(Task): Please work out how many of the lines below include "label". Only the number should be given.

(Data):

- Opening Delimiter -

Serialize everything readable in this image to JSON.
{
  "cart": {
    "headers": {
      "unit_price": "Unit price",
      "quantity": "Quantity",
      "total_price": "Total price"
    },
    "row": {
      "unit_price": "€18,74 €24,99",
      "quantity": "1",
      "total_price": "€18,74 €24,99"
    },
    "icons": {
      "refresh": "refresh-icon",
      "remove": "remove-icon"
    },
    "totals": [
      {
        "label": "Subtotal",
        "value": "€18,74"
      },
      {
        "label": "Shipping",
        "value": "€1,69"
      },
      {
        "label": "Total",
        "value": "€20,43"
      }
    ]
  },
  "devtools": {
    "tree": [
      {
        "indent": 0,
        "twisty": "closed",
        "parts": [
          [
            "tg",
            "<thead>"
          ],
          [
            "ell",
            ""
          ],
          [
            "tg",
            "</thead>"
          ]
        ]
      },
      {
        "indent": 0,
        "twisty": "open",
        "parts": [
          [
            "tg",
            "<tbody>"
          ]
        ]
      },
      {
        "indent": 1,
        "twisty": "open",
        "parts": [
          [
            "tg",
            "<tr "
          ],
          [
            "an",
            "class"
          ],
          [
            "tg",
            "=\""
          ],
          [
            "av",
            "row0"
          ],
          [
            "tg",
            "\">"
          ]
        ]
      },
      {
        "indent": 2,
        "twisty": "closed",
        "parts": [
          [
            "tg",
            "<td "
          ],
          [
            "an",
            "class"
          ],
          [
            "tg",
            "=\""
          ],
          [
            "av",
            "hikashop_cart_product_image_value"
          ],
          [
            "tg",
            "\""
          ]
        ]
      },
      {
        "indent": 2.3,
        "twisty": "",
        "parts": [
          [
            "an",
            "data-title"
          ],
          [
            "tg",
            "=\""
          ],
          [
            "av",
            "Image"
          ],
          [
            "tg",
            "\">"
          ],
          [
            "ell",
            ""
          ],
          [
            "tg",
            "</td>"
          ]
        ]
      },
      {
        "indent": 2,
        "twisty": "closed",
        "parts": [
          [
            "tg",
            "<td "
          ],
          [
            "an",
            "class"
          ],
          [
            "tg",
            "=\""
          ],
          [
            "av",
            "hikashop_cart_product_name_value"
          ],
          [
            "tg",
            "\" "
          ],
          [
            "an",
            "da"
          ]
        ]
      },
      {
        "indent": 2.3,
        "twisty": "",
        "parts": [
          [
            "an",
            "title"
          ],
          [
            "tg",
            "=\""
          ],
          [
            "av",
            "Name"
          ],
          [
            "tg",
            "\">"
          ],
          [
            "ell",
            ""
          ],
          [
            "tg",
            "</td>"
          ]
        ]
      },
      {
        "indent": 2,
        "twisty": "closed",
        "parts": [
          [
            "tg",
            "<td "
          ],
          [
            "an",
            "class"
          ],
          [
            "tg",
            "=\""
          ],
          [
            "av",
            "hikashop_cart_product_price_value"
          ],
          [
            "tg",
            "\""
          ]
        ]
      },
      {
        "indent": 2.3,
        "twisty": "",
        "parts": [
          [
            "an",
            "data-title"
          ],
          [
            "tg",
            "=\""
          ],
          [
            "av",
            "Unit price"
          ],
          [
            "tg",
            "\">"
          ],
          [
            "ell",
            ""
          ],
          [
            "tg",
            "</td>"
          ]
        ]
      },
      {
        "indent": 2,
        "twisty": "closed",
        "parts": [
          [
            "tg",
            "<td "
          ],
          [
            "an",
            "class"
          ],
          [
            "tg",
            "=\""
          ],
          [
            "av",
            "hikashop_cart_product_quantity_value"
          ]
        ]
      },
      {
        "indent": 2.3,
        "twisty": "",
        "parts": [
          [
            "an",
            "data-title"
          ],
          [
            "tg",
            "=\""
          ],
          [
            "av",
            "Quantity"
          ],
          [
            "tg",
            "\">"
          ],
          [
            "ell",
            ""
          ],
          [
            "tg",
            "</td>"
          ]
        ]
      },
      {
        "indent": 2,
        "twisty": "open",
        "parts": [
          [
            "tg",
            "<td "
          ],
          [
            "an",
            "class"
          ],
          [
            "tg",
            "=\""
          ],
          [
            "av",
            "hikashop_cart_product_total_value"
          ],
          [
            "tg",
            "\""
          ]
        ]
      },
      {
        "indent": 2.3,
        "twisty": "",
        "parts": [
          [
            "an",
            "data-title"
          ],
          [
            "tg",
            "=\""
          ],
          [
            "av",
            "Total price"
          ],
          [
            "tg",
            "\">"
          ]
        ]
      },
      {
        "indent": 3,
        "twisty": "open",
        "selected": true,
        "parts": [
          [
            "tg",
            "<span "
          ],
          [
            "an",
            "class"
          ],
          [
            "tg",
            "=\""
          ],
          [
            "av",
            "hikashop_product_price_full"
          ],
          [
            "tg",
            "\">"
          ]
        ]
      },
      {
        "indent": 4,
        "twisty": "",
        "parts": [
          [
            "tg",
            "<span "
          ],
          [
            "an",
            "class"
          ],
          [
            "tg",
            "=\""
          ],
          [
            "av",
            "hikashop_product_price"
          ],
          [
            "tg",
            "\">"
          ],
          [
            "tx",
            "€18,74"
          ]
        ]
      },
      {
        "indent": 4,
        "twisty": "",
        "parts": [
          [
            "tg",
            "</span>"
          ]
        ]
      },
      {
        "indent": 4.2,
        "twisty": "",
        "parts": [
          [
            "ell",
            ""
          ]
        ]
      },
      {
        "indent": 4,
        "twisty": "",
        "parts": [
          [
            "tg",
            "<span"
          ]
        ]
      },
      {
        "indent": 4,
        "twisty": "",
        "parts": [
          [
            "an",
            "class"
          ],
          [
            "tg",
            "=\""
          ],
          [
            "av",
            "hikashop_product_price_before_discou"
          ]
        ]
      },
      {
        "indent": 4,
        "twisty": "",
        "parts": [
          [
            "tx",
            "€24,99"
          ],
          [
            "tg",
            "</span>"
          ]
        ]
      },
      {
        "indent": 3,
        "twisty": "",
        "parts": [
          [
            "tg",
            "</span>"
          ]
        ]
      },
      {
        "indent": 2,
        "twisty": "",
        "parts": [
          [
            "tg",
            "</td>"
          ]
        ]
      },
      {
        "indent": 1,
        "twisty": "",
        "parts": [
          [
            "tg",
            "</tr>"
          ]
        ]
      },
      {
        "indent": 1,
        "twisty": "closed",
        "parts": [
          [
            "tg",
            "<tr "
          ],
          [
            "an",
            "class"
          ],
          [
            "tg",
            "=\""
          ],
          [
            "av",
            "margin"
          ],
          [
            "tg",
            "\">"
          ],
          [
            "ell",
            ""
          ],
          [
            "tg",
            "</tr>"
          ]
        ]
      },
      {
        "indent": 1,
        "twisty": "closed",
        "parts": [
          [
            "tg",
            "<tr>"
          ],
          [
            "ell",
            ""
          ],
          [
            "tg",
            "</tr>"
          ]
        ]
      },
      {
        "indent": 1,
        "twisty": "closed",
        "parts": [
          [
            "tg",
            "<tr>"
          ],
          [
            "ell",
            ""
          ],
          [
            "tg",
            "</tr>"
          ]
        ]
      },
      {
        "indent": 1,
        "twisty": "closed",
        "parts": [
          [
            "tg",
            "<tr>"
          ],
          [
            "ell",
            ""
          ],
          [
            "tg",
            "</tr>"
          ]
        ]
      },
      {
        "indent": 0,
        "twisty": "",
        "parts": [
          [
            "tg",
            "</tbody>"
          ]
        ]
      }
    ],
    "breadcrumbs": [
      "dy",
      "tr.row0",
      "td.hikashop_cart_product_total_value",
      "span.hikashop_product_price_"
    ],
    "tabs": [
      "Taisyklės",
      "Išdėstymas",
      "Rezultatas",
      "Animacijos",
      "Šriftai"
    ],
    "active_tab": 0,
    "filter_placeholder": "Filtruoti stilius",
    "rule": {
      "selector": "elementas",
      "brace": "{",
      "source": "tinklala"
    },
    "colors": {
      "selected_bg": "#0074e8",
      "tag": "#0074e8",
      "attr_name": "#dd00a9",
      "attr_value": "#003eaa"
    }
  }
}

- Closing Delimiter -

(Completed task): 3